- Problem details -
Output exactly, please, the lines of the records below from the one containing "Enumerate this screenshot's" through the final line.

- Task inputs -

-- Opening Marker --

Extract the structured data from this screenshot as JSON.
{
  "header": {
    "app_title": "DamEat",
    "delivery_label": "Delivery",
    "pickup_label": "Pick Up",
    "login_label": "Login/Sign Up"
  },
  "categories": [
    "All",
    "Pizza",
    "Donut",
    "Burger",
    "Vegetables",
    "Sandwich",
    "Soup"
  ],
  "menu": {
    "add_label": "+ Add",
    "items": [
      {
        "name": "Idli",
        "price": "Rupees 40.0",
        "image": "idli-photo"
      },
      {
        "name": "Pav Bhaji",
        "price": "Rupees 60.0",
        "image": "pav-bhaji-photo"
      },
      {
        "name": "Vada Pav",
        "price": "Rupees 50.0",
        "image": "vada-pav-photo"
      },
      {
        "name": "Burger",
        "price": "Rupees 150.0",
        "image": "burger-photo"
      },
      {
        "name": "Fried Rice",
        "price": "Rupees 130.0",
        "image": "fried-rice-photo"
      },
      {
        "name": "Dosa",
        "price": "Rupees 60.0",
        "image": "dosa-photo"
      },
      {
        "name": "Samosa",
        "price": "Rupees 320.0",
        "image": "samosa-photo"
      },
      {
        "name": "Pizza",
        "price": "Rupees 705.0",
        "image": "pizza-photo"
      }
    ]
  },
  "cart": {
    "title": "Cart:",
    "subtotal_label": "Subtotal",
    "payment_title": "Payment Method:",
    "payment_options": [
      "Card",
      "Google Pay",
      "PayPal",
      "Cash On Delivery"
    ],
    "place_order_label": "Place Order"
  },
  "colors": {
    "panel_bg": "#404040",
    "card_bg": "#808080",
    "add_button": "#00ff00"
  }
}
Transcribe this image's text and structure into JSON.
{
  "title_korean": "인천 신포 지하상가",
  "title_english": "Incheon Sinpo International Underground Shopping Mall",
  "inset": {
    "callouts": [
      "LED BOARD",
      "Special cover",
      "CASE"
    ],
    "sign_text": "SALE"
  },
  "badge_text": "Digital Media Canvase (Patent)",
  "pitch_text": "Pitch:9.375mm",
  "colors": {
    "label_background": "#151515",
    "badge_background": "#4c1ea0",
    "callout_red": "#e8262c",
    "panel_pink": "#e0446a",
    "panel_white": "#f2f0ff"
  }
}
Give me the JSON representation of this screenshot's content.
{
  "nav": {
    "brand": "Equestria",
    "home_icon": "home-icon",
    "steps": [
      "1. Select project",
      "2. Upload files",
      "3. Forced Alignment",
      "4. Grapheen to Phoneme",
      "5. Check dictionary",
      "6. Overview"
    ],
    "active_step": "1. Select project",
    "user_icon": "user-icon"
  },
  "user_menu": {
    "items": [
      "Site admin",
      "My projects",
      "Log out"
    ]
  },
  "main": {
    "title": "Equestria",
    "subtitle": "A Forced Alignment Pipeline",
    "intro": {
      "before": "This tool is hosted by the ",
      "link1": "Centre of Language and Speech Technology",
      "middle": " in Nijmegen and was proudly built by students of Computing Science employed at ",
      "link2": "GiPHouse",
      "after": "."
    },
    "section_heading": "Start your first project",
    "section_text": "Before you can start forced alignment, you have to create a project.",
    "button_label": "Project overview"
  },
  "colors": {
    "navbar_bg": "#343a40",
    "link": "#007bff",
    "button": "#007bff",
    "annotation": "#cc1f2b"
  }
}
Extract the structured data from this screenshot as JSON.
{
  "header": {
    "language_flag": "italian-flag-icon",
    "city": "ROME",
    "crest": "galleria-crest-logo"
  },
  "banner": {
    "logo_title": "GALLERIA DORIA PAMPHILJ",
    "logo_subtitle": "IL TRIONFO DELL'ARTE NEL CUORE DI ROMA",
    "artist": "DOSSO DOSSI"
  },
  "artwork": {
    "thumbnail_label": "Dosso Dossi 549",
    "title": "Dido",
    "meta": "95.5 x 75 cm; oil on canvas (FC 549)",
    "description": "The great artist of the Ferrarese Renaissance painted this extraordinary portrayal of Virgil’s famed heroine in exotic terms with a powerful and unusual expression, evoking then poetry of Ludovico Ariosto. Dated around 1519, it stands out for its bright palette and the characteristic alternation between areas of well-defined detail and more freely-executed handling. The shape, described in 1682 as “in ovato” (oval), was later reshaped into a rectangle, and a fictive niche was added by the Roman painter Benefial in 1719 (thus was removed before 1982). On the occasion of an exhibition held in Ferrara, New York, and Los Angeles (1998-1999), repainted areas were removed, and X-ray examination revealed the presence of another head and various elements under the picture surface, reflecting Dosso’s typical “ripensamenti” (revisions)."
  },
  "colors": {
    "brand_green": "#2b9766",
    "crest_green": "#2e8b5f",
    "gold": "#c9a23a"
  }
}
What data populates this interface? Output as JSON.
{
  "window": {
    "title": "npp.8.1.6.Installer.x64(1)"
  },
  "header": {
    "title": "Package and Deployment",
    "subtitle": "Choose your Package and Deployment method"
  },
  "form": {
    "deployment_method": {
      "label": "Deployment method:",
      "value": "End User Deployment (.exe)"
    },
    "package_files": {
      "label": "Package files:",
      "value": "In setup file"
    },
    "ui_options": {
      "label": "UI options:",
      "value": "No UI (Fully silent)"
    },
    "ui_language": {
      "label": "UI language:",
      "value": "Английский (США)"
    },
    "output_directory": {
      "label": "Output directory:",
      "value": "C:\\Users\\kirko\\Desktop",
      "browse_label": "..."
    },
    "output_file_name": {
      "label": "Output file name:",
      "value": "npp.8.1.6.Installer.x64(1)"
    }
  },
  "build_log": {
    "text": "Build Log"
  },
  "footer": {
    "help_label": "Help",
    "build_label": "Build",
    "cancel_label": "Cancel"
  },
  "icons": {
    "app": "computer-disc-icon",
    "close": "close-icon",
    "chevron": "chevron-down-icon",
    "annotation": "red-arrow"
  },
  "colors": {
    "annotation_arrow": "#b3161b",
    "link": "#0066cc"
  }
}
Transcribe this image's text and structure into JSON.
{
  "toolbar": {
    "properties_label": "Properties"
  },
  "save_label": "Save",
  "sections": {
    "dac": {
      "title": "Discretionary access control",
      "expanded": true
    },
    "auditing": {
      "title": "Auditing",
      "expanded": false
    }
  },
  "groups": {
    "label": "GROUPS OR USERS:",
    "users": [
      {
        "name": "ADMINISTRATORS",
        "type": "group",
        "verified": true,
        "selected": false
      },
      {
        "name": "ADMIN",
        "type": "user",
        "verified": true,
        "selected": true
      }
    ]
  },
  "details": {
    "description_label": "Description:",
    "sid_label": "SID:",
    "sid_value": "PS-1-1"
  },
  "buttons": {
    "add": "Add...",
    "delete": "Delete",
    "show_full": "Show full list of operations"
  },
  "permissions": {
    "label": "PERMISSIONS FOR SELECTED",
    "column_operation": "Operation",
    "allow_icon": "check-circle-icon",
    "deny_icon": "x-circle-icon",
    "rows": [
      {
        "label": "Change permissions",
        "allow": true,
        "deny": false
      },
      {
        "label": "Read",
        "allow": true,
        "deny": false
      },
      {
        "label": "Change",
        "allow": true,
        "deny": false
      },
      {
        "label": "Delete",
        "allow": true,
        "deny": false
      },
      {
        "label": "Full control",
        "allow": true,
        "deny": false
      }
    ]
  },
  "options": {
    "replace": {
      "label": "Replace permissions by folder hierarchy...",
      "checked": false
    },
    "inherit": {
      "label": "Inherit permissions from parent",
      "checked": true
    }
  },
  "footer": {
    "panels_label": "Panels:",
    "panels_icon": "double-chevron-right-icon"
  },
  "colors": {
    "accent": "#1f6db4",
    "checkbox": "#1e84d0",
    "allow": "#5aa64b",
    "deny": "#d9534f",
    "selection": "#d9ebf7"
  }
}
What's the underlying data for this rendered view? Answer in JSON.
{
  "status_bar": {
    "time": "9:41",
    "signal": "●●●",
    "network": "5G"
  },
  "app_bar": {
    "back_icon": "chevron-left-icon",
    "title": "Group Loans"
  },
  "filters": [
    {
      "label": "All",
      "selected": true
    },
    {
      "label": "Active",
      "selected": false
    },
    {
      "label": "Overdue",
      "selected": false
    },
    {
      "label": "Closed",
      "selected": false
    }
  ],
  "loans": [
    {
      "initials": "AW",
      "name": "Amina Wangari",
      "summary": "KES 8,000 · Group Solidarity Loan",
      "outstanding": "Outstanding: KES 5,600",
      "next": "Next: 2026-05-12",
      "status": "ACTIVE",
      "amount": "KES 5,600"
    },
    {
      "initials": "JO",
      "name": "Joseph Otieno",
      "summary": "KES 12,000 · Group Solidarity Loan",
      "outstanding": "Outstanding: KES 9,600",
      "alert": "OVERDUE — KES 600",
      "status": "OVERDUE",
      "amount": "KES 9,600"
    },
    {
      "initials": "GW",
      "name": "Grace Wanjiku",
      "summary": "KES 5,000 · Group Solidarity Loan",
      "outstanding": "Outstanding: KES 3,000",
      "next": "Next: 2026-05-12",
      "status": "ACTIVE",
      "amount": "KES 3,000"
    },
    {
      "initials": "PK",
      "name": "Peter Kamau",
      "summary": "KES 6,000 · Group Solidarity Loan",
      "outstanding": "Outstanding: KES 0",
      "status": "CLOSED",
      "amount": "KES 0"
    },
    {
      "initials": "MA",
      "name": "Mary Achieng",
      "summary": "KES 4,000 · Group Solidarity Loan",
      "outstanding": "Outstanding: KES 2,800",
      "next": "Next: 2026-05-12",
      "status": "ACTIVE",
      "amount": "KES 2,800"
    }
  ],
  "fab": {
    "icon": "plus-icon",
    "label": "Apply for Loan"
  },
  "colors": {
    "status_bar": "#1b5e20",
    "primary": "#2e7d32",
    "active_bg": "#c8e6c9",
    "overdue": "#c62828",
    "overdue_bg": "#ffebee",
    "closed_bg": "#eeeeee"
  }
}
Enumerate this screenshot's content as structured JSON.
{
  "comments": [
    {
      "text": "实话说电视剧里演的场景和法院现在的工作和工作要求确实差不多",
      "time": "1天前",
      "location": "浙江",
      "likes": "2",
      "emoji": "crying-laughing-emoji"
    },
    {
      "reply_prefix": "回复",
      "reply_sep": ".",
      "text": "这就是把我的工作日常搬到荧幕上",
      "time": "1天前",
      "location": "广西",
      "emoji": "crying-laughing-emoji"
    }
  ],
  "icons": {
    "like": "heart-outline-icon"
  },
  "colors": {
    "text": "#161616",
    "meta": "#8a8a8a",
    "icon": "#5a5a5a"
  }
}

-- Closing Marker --

- Response box -
Enumerate this screenshot's content as structured JSON.
{
  "comments": [
    {
      "text": "实话说电视剧里演的场景和法院现在的工作和工作要求确实差不多",
      "time": "1天前",
      "location": "浙江",
      "likes": "2",
      "emoji": "crying-laughing-emoji"
    },
    {
      "reply_prefix": "回复",
      "reply_sep": ".",
      "text": "这就是把我的工作日常搬到荧幕上",
      "time": "1天前",
      "location": "广西",
      "emoji": "crying-laughing-emoji"
    }
  ],
  "icons": {
    "like": "heart-outline-icon"
  },
  "colors": {
    "text": "#161616",
    "meta": "#8a8a8a",
    "icon": "#5a5a5a"
  }
}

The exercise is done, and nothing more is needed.